This is not terrible. It is a decision that editors make every day. But, as Pew points out, it does hand a lot of control over the narrative to the institution that is peddling the story.

Of the nineteen stories Pew reviewed that covered the development of the vaccine, three contained significant new information, another three had new details, and the rest either repeated the same basic facts as the press release or were identical stories appearing on a different platform. “One of the key findings of the study was that as the press scales back, dissemination of other people’s work becomes a more important part of the news system,” Jurkowitz said. “There is also a greater emphasis on time, on speed, on getting the first bit of information up quickly. Often that first bit of information is coming from government agencies or public relations.”

Of course, in the modern world, news does not stay in one place for long. Stories may begin on a newspaper blog or a TV website, but they soon ripple across the Internet like a splash in a pond. Tom Rosenstiel, Pew’s director, said that ripple effect makes the original story that hits the web—and the source of information it is based on—even more important.

“The nature of digital technology is that it is distributive,” he said. “A story would be grabbed and distributed and when the original story is later updated, other versions out there might not be. It all depends on when someone grabs it.”

Some experts have argued that in the digital age, new forms of reporting will eventually fill the void left by traditional newsrooms. But few would argue that such a point has arrived, or is close to arriving. “There is the overwhelming sense that the void that is created by the collapse of traditional journalism is not being filled by new media, but by public relations,” said John Nichols, a Nation correspondent and McChesney’s co-author. Nichols said reporters usually make some calls and check facts. But the ability of government or private public relations to generate stories grows as reporters have less time to seek out stories on their own. That gives outside groups more power to set the agenda.

PR Goes Direct

Leonard Downie Jr., who was executive editor of The Washington Post for seventeen years, does not believe that reporters working for reputable organizations are going to let PR people dictate their stories, no matter how busy they get.

“Observing our own newsroom” at the Post, “I don’t see a difference in the way people are working,” said Downie, who is now a professor at Arizona State University and vice president at large of the Post. “In addition to talking to PR people, both in government and in business, our reporters want to talk to principals all the time. I don’t see a change in that relationship.”

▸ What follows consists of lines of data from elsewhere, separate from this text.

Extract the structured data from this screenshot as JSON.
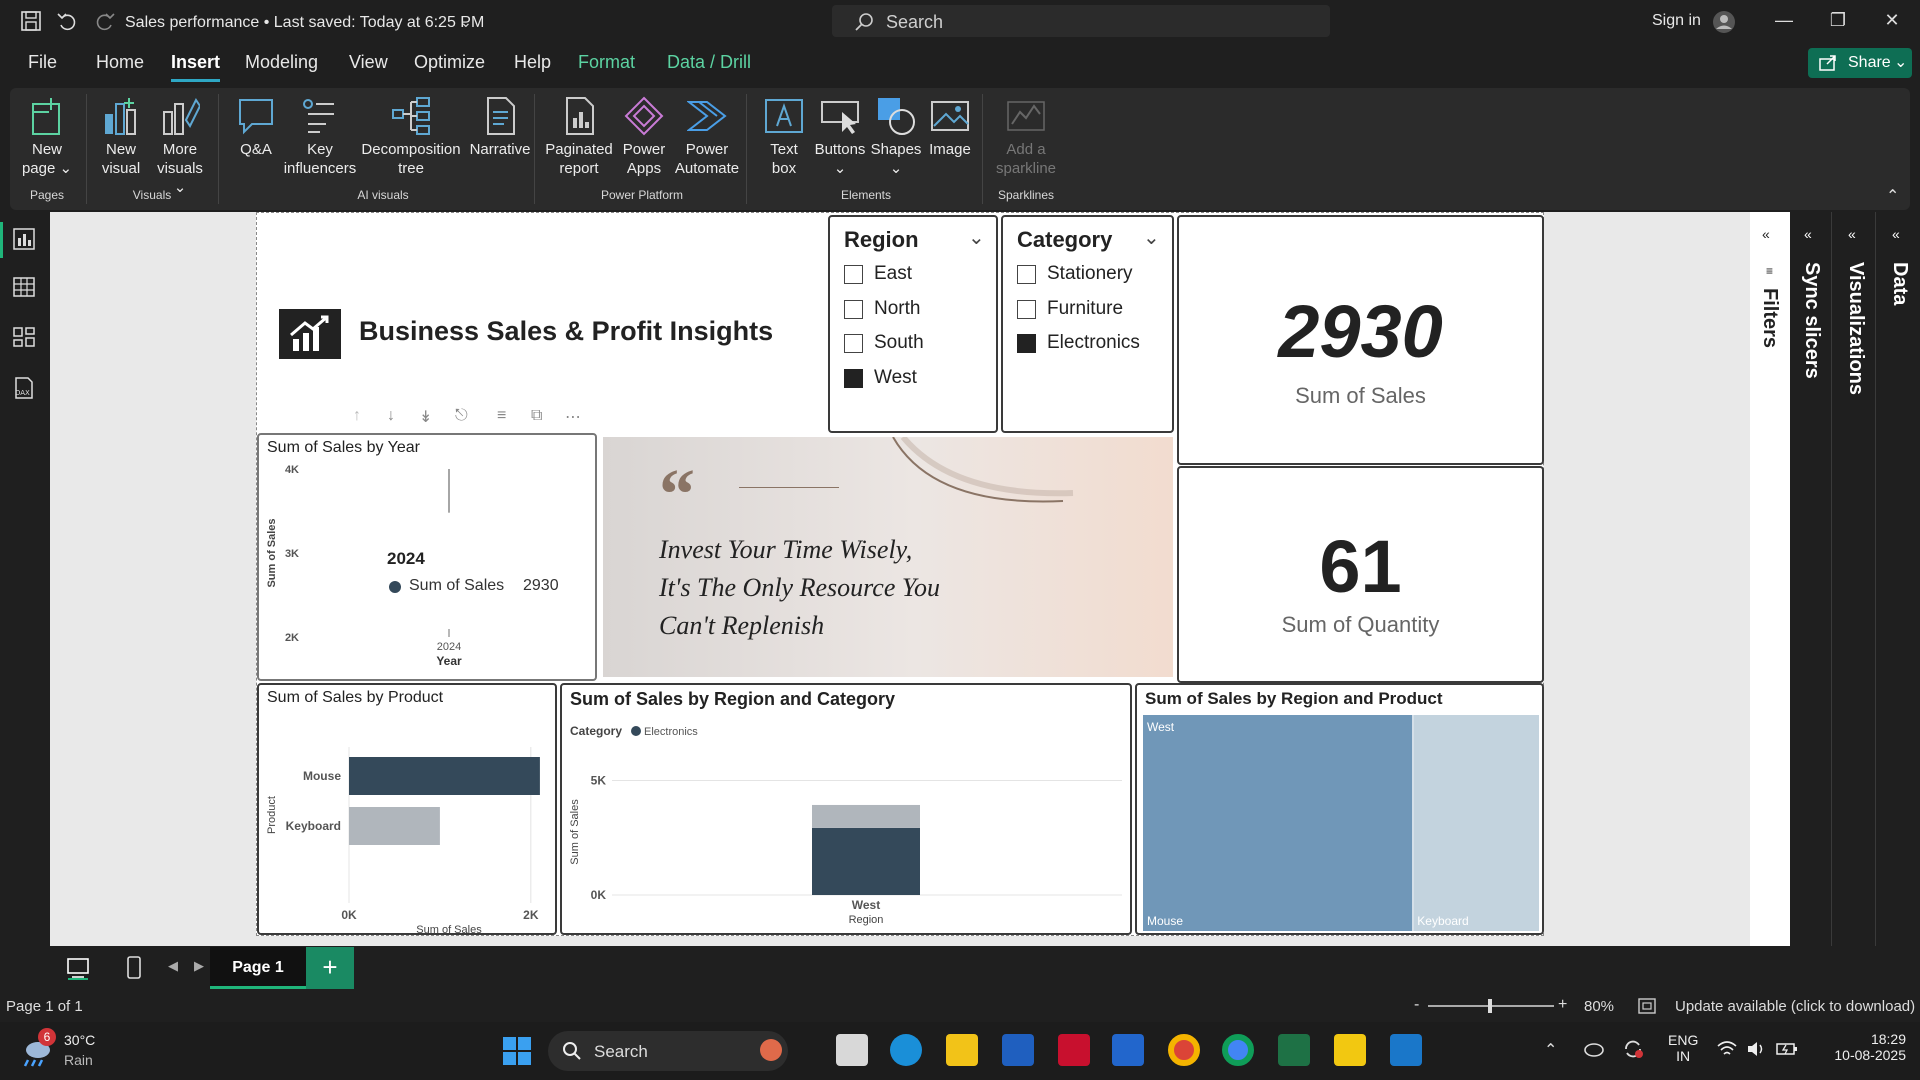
{
  "titlebar": {
    "doc_title": "Sales performance • Last saved: Today at 6:25 PM",
    "search_placeholder": "Search",
    "sign_in": "Sign in"
  },
  "menu": {
    "items": [
      "File",
      "Home",
      "Insert",
      "Modeling",
      "View",
      "Optimize",
      "Help",
      "Format",
      "Data / Drill"
    ],
    "active": "Insert",
    "share": "Share"
  },
  "ribbon": {
    "buttons": {
      "new_page": [
        "New",
        "page ⌄"
      ],
      "new_visual": [
        "New",
        "visual"
      ],
      "more_visuals": [
        "More",
        "visuals ⌄"
      ],
      "qa": [
        "Q&A"
      ],
      "key_influencers": [
        "Key",
        "influencers"
      ],
      "decomposition_tree": [
        "Decomposition",
        "tree"
      ],
      "narrative": [
        "Narrative"
      ],
      "paginated_report": [
        "Paginated",
        "report"
      ],
      "power_apps": [
        "Power",
        "Apps"
      ],
      "power_automate": [
        "Power",
        "Automate"
      ],
      "text_box": [
        "Text",
        "box"
      ],
      "buttons": [
        "Buttons",
        "⌄"
      ],
      "shapes": [
        "Shapes",
        "⌄"
      ],
      "image": [
        "Image"
      ],
      "add_sparkline": [
        "Add a",
        "sparkline"
      ]
    },
    "groups": {
      "pages": "Pages",
      "visuals": "Visuals",
      "ai_visuals": "AI visuals",
      "power_platform": "Power Platform",
      "elements": "Elements",
      "sparklines": "Sparklines"
    }
  },
  "report": {
    "title": "Business Sales & Profit Insights",
    "region_slicer": {
      "title": "Region",
      "items": [
        {
          "label": "East",
          "checked": false
        },
        {
          "label": "North",
          "checked": false
        },
        {
          "label": "South",
          "checked": false
        },
        {
          "label": "West",
          "checked": true
        }
      ]
    },
    "category_slicer": {
      "title": "Category",
      "items": [
        {
          "label": "Stationery",
          "checked": false
        },
        {
          "label": "Furniture",
          "checked": false
        },
        {
          "label": "Electronics",
          "checked": true
        }
      ]
    },
    "kpi_sales": {
      "value": "2930",
      "label": "Sum of Sales"
    },
    "kpi_quantity": {
      "value": "61",
      "label": "Sum of Quantity"
    },
    "quote": {
      "lines": [
        "Invest Your Time Wisely,",
        "It's The Only Resource You",
        "Can't Replenish"
      ]
    },
    "tooltip": {
      "year": "2024",
      "series": "Sum of Sales",
      "value": "2930"
    }
  },
  "chart_data": [
    {
      "type": "bar",
      "title": "Sum of Sales by Year",
      "xlabel": "Year",
      "ylabel": "Sum of Sales",
      "categories": [
        "2024"
      ],
      "values": [
        2930
      ],
      "ylim": [
        2000,
        4000
      ],
      "yticks": [
        "4K",
        "3K",
        "2K"
      ]
    },
    {
      "type": "bar",
      "orientation": "horizontal",
      "title": "Sum of Sales by Product",
      "xlabel": "Sum of Sales",
      "ylabel": "Product",
      "categories": [
        "Mouse",
        "Keyboard"
      ],
      "values": [
        2100,
        1000
      ],
      "xlim": [
        0,
        2200
      ],
      "xticks": [
        "0K",
        "2K"
      ],
      "colors": [
        "#34495a",
        "#b0b6bc"
      ]
    },
    {
      "type": "bar",
      "stacked": true,
      "title": "Sum of Sales by Region and Category",
      "xlabel": "Region",
      "ylabel": "Sum of Sales",
      "legend_title": "Category",
      "legend": [
        "Electronics"
      ],
      "categories": [
        "West"
      ],
      "series": [
        {
          "values": [
            2930
          ],
          "color": "#34495a"
        },
        {
          "values": [
            1000
          ],
          "color": "#b0b6bc"
        }
      ],
      "ylim": [
        0,
        5500
      ],
      "yticks": [
        "5K",
        "0K"
      ]
    },
    {
      "type": "heatmap",
      "subtype": "treemap",
      "title": "Sum of Sales by Region and Product",
      "group": "West",
      "items": [
        {
          "label": "Mouse",
          "value": 2000,
          "color": "#7097b8"
        },
        {
          "label": "Keyboard",
          "value": 930,
          "color": "#c3d3de"
        }
      ]
    }
  ],
  "panes": {
    "filters": "Filters",
    "sync_slicers": "Sync slicers",
    "visualizations": "Visualizations",
    "data": "Data"
  },
  "tabs": {
    "page1": "Page 1",
    "add": "+"
  },
  "status": {
    "page_info": "Page 1 of 1",
    "zoom_minus": "-",
    "zoom_plus": "+",
    "zoom": "80%",
    "zoom_level": 0.8,
    "update": "Update available (click to download)"
  },
  "taskbar": {
    "weather_temp": "30°C",
    "weather_desc": "Rain",
    "weather_badge": "6",
    "search": "Search",
    "lang1": "ENG",
    "lang2": "IN",
    "time": "18:29",
    "date": "10-08-2025"
  }
}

What Downie does see is a change in the relationship between PR and the public itself. The Internet makes it easy for public relations people to reach out directly to the audience and bypass the press, via websites and blogs, social media and videos on YouTube, and targeted e-mail.

“Let’s take a hypothetical situation in which there had been no reduction in the media; at the same time, there still would be growth in the ability of public relations people to directly reach the public,” Downie said. “They are filling a space that has been created digitally.”

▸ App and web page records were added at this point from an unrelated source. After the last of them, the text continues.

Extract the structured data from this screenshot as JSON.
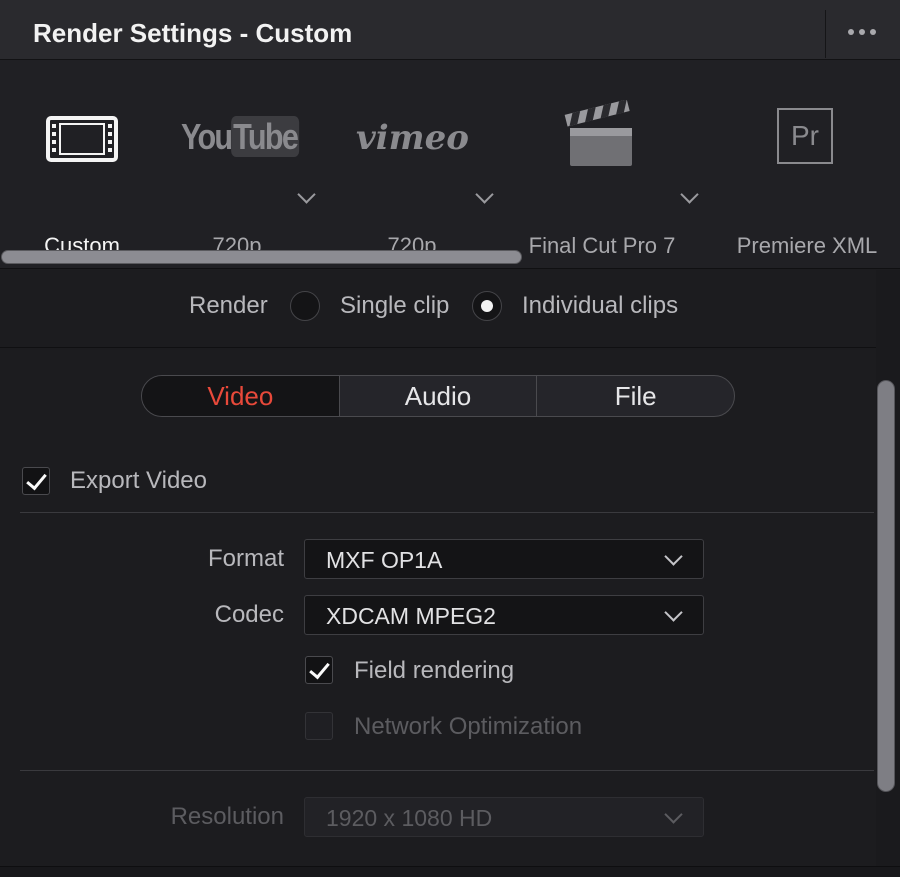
{
  "window": {
    "title": "Render Settings - Custom"
  },
  "presets": [
    {
      "label": "Custom",
      "icon": "film-strip-icon",
      "active": true
    },
    {
      "label": "720p",
      "icon": "youtube-logo",
      "logo_text_1": "You",
      "logo_text_2": "Tube",
      "has_dropdown": true
    },
    {
      "label": "720p",
      "icon": "vimeo-logo",
      "logo_text": "vimeo",
      "has_dropdown": true
    },
    {
      "label": "Final Cut Pro 7",
      "icon": "clapperboard-icon",
      "has_dropdown": true
    },
    {
      "label": "Premiere XML",
      "icon": "premiere-logo",
      "logo_text": "Pr"
    }
  ],
  "render_mode": {
    "label": "Render",
    "options": [
      {
        "label": "Single clip",
        "selected": false
      },
      {
        "label": "Individual clips",
        "selected": true
      }
    ]
  },
  "tabs": [
    {
      "label": "Video",
      "active": true
    },
    {
      "label": "Audio",
      "active": false
    },
    {
      "label": "File",
      "active": false
    }
  ],
  "export_video": {
    "label": "Export Video",
    "checked": true
  },
  "fields": {
    "format": {
      "label": "Format",
      "value": "MXF OP1A"
    },
    "codec": {
      "label": "Codec",
      "value": "XDCAM MPEG2"
    },
    "resolution": {
      "label": "Resolution",
      "value": "1920 x 1080 HD",
      "disabled": true
    }
  },
  "options": {
    "field_rendering": {
      "label": "Field rendering",
      "checked": true
    },
    "network_optimization": {
      "label": "Network Optimization",
      "checked": false,
      "disabled": true
    }
  },
  "colors": {
    "accent_active_tab": "#e8493a",
    "panel_bg": "#1c1c1f"
  }
}
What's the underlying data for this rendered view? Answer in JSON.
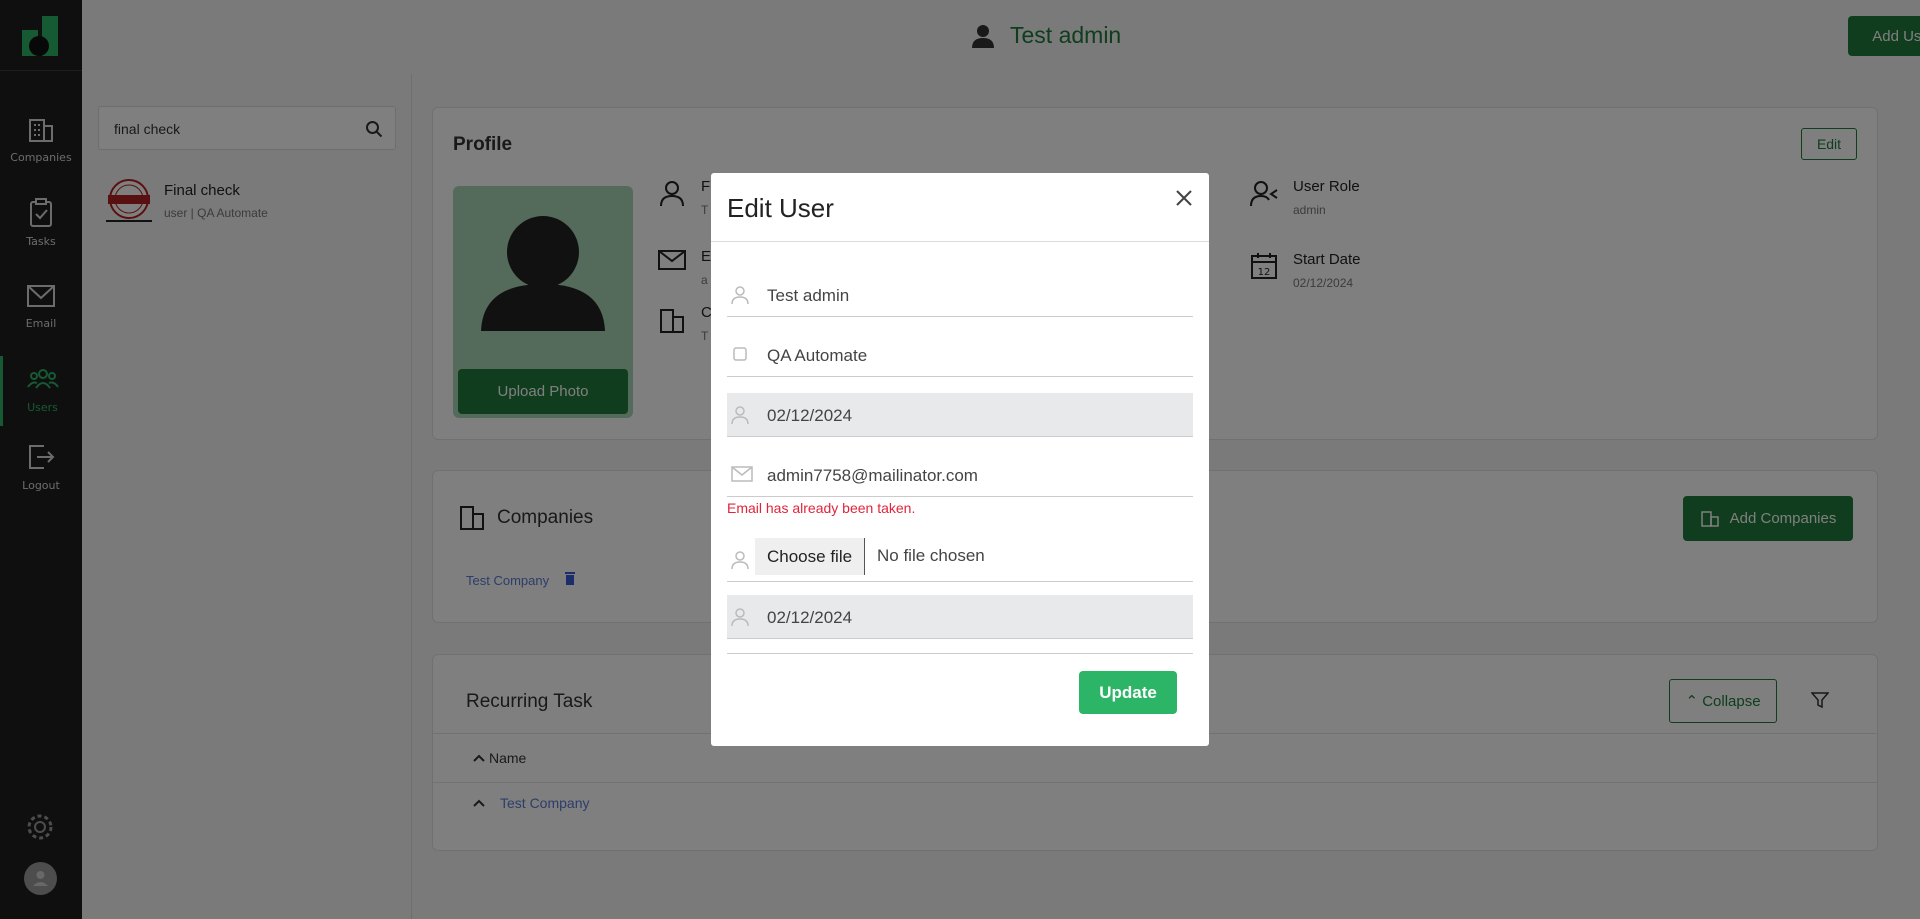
{
  "sidebar": {
    "items": [
      {
        "label": "Companies",
        "icon": "building-icon"
      },
      {
        "label": "Tasks",
        "icon": "clipboard-check-icon"
      },
      {
        "label": "Email",
        "icon": "envelope-icon"
      },
      {
        "label": "Users",
        "icon": "users-icon",
        "active": true
      },
      {
        "label": "Logout",
        "icon": "logout-icon"
      }
    ]
  },
  "header": {
    "user_name": "Test admin",
    "add_user_label": "Add User"
  },
  "search": {
    "value": "final check"
  },
  "user_list": [
    {
      "title": "Final check",
      "subtitle": "user | QA Automate"
    }
  ],
  "profile": {
    "title": "Profile",
    "edit_label": "Edit",
    "upload_label": "Upload Photo",
    "fields": {
      "name_label": "F",
      "name_value": "T",
      "email_label": "E",
      "email_value": "a",
      "company_label": "C",
      "company_value": "T",
      "role_label": "User Role",
      "role_value": "admin",
      "start_label": "Start Date",
      "start_value": "02/12/2024"
    }
  },
  "companies": {
    "title": "Companies",
    "add_label": "Add Companies",
    "items": [
      "Test Company"
    ]
  },
  "recurring": {
    "title": "Recurring Task",
    "collapse_label": "Collapse",
    "column_name": "Name",
    "rows": [
      "Test Company"
    ]
  },
  "modal": {
    "title": "Edit User",
    "name_value": "Test admin",
    "company_value": "QA Automate",
    "date1_value": "02/12/2024",
    "email_value": "admin7758@mailinator.com",
    "email_error": "Email has already been taken.",
    "file_button": "Choose file",
    "file_status": "No file chosen",
    "date2_value": "02/12/2024",
    "update_label": "Update"
  },
  "colors": {
    "brand_green": "#1e7a3a",
    "accent_green": "#2db567",
    "error_red": "#e0243c",
    "sidebar_bg": "#1f1f1f"
  }
}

Some quick examples: in the academic world, the website Futurity regularly offers polished stories from research universities across the country like “Gems Clear Drug Resistance Hurdle” (Northwestern University) and “Algae Spew Mucus to Alter Sea Ice” (University of Washington); on the business front, Toyota used satellite press conferences and video feeds on its website to respond to allegations about sudden acceleration in its cars last year, and published transcripts on its website of a long interview with reporters at the Los Angeles Times; and in the realm of political advocacy, Media Matters for America led a battle across the Internet for the past several months with the anti-abortion group Live Action over a videotaped sting that Live Action did on Planned Parenthood.

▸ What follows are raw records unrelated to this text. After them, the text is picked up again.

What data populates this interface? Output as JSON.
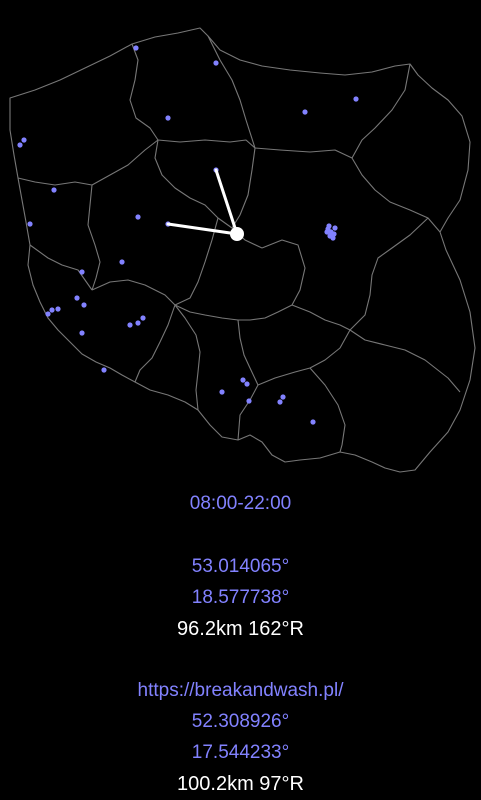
{
  "map": {
    "country": "Poland",
    "colors": {
      "background": "#000000",
      "border": "#777777",
      "point": "#8282ff",
      "pointer": "#ffffff"
    }
  },
  "info": {
    "hours": "08:00-22:00",
    "point1": {
      "lat": "53.014065°",
      "lon": "18.577738°",
      "distance": "96.2km 162°R"
    },
    "point2": {
      "url": "https://breakandwash.pl/",
      "lat": "52.308926°",
      "lon": "17.544233°",
      "distance": "100.2km 97°R"
    }
  }
}
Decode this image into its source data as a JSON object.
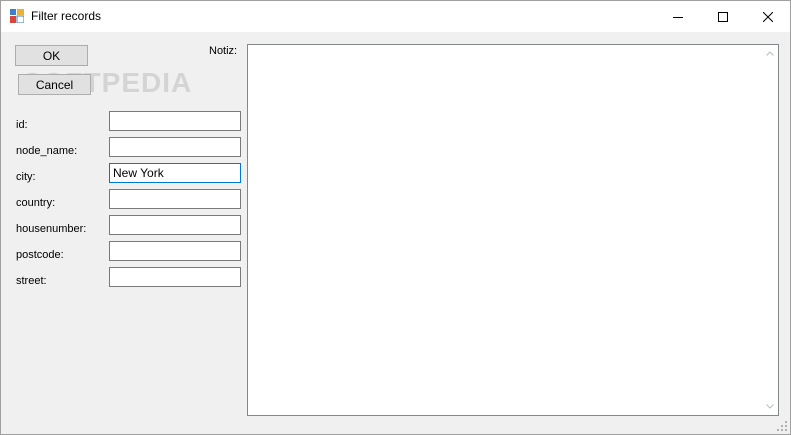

John Sullivan , a former reporter for The New York Times and The Providence Journal, is a freelance journalist. This story is being jointly published with ProPublica.